Very excited to announce that I am now Assistant Editor of Coffin Bell, a quarterly online journal (they also have an annual print issue) that publishes “waking nightmares, dark CNF, dystopian flash, cursed verse.”

I hope to bring my decade of experience in literary circles, workshops, and critique groups (as well as my undergraduate degree in creative writing) to the operating table and get my hands slick with organ rot. I mean weird fiction.

The magazine wanted a headshot so I sent them this:

That’s me, by the way.

Neil Gaiman, Cakes, and Writhing

Gaiman was the reason I always had purple baggy-eyes in elementary and middle school. The simplicity of his writings, the interweaving of mythology, monsters, and modernity, and the cruel world behind-the-magic offered my child-self something gripping, something utterly fantastic and appalling to explore late in the night. His writing still does—today—in my late twenties. Personally, my favorite work by Neil Gaiman is The Ocean at the End of the Lane (and not only because Fiction Beer Company has a citrus wheat beer inspired by the novel). I have a theory about literature (I’m allowed a few theories, being an English teacher) that great works must inspire the moral imagination, even if the wisdoms aren’t the sort we want to hear. In To Kill a Mockingbird, the title clues us in—Harper Lee wants us to understand that it’s a “sin to kill a mockingbird” for they “don’t do one thing but sing their hearts out for us.” The book indicts an American culture which regularly commits this sacrilege against its disadvantaged and minorities.
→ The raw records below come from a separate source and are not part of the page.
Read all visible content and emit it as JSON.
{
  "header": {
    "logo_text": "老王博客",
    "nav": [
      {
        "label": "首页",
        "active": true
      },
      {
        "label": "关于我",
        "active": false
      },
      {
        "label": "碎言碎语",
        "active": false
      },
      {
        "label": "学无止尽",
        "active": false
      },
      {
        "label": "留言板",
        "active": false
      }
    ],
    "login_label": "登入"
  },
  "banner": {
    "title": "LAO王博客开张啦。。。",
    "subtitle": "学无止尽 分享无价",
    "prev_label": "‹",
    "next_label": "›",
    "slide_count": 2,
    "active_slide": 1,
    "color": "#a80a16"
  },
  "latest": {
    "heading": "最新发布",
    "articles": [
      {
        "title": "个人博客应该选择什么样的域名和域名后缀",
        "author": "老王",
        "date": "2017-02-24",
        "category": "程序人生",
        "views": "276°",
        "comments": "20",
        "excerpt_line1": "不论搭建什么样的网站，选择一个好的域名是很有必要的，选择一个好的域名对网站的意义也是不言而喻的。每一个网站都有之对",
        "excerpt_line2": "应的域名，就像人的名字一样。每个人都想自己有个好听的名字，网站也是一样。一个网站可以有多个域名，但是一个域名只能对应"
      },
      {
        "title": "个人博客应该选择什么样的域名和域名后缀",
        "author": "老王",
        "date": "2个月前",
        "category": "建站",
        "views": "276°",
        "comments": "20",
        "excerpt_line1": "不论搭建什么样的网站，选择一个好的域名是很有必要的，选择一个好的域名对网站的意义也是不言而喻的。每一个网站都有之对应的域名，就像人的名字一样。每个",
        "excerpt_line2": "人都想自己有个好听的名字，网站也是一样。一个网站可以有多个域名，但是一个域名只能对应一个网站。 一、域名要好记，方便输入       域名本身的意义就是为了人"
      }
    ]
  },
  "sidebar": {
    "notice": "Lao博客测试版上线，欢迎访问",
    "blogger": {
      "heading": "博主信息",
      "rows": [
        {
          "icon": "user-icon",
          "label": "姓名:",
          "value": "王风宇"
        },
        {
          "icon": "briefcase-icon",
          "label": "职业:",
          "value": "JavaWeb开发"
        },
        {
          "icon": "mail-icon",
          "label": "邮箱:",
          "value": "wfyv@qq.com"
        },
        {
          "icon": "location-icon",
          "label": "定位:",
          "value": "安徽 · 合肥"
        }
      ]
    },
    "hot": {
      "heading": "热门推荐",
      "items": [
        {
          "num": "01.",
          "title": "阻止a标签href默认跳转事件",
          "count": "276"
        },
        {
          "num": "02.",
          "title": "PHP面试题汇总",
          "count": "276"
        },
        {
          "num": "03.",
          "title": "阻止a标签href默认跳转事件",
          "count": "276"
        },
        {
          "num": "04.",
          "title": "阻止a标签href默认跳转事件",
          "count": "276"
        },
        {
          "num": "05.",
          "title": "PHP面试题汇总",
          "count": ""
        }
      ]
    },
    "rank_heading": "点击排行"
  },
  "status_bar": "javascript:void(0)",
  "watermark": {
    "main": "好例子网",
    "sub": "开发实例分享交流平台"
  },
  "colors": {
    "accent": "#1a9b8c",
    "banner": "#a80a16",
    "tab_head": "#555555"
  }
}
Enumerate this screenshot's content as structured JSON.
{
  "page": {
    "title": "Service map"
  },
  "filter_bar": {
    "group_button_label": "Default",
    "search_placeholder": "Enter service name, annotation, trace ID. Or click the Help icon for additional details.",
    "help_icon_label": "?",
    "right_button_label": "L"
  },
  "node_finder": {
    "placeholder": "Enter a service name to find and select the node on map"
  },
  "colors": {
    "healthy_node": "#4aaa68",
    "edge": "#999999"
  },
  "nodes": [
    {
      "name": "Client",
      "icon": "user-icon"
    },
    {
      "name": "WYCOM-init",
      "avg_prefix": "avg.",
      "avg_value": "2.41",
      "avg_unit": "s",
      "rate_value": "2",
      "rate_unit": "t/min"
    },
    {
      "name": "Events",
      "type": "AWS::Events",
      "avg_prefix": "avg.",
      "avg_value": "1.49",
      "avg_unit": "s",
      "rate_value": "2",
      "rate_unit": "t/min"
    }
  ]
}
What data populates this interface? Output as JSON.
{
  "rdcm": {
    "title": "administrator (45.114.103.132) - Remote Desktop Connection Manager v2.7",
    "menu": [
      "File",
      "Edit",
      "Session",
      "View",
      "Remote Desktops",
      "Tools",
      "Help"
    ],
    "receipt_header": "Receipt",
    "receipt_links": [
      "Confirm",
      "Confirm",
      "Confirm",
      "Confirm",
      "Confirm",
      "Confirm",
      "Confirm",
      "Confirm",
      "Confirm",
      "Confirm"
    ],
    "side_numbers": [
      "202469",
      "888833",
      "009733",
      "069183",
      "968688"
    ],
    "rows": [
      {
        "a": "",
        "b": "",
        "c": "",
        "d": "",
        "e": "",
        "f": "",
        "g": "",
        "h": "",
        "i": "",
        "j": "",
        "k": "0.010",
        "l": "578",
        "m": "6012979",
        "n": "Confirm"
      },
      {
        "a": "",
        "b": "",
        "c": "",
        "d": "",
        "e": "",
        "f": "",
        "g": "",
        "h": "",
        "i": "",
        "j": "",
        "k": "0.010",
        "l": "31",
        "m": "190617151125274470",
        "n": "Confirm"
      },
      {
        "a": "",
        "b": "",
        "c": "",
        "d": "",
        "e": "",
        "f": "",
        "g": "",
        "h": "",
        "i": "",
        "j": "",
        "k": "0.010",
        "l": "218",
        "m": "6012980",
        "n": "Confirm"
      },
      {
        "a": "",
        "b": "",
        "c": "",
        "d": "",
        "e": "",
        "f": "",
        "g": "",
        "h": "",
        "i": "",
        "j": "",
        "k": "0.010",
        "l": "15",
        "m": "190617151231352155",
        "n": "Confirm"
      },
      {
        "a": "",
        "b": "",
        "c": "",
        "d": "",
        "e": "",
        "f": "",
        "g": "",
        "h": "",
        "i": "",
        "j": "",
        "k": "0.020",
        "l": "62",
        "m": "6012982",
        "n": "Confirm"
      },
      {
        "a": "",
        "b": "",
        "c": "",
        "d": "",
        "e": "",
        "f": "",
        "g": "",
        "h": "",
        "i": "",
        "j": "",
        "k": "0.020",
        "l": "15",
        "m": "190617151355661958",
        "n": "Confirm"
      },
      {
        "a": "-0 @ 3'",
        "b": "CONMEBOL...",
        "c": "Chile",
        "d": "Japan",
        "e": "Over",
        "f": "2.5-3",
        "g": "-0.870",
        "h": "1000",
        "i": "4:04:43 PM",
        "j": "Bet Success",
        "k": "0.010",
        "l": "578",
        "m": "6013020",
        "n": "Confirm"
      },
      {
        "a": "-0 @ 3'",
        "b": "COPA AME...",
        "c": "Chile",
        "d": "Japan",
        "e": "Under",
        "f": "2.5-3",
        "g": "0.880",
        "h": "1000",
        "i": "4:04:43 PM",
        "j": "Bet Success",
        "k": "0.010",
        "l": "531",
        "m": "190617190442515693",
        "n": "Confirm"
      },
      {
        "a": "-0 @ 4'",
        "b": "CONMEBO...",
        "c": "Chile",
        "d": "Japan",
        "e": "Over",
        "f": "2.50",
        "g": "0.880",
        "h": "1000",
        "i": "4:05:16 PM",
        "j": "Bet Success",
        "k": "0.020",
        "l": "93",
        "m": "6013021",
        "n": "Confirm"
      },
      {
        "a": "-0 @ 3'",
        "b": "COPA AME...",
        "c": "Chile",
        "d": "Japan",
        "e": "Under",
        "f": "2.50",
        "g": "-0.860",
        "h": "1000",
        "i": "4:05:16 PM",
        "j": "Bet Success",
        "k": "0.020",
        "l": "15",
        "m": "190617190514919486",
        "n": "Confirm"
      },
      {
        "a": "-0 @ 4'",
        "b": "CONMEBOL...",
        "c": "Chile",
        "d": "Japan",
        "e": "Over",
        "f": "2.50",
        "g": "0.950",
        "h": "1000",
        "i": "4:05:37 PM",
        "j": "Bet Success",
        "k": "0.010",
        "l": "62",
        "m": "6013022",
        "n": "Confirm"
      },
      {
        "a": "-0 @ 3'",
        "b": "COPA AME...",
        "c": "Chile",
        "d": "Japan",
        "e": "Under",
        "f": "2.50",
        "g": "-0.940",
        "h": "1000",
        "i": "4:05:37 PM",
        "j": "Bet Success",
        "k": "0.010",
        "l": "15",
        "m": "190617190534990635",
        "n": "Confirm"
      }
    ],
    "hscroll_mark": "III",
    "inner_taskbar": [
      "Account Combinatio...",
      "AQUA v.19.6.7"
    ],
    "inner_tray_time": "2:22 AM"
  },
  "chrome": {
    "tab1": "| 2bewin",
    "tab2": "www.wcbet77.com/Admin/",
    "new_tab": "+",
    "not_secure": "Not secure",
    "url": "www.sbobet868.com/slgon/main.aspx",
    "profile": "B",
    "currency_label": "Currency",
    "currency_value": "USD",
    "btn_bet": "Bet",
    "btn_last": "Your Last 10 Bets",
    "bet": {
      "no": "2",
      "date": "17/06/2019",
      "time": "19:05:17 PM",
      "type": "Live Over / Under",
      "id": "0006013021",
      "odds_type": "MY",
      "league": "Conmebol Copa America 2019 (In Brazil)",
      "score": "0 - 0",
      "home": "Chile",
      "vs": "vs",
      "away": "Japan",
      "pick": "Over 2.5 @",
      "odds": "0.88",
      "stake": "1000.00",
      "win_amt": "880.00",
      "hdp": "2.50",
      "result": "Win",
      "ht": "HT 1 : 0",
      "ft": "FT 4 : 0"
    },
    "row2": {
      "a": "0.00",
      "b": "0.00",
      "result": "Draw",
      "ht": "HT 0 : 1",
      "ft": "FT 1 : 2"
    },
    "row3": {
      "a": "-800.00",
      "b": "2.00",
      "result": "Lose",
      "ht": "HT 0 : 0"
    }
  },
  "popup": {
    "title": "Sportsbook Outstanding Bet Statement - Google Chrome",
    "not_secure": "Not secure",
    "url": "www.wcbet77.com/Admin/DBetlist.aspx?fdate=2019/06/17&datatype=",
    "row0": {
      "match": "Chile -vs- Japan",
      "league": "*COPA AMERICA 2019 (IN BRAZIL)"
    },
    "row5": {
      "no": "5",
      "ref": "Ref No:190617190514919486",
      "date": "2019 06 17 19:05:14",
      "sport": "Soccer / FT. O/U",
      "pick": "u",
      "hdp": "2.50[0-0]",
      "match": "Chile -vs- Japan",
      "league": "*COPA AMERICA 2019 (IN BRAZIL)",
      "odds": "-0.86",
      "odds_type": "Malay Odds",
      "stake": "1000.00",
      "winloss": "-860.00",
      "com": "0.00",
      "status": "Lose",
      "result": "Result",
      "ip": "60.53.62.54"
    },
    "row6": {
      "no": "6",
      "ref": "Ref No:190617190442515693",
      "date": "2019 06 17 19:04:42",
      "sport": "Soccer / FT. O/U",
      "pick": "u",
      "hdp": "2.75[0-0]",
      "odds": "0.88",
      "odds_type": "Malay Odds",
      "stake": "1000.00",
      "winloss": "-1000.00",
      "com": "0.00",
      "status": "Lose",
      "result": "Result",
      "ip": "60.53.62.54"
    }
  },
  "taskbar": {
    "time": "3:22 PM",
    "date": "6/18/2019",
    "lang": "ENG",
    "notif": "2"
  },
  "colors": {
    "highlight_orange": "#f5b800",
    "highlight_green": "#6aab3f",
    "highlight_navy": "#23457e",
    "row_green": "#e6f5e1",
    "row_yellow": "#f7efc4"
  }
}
In The Ocean at the End of the Lane, behind an incredible narrative about magic and outsiders, there is an abundance of dark truths about adulthood—its deceptive ontology of control, its routine mindlessness. Gaiman reminds us “Adults follow paths. Children explore;” “Nobody looks like what they really are on the inside;” and—in the most incredible line I’ve read in literature, something that explains the opus of Stephen King and H. P. Lovecraft better than they did themselves—that what marks adulthood is not some maturity or inner growth, but the awareness of how fragile the surface of our lives are, the recognition that reality is “a thin layer of icing on a great dark birthday cake writhing with grubs and nightmares and hunger.”

Published — “Directions After Death”

This isn’t my achievement, but my wife’s. Coffin Bell has published J. Motoki’s “Directions After Death” digitally and physically in their first print issue. If anyone’s interested, the anthology, Coffin Bell: ONE, is available for preorder ($15). Per usual, I’m both horrified and impressed by my wife’s dark literature. Where I’m satirical and speculative, she’s weird and wonderful and clearly, clearly, the better writer.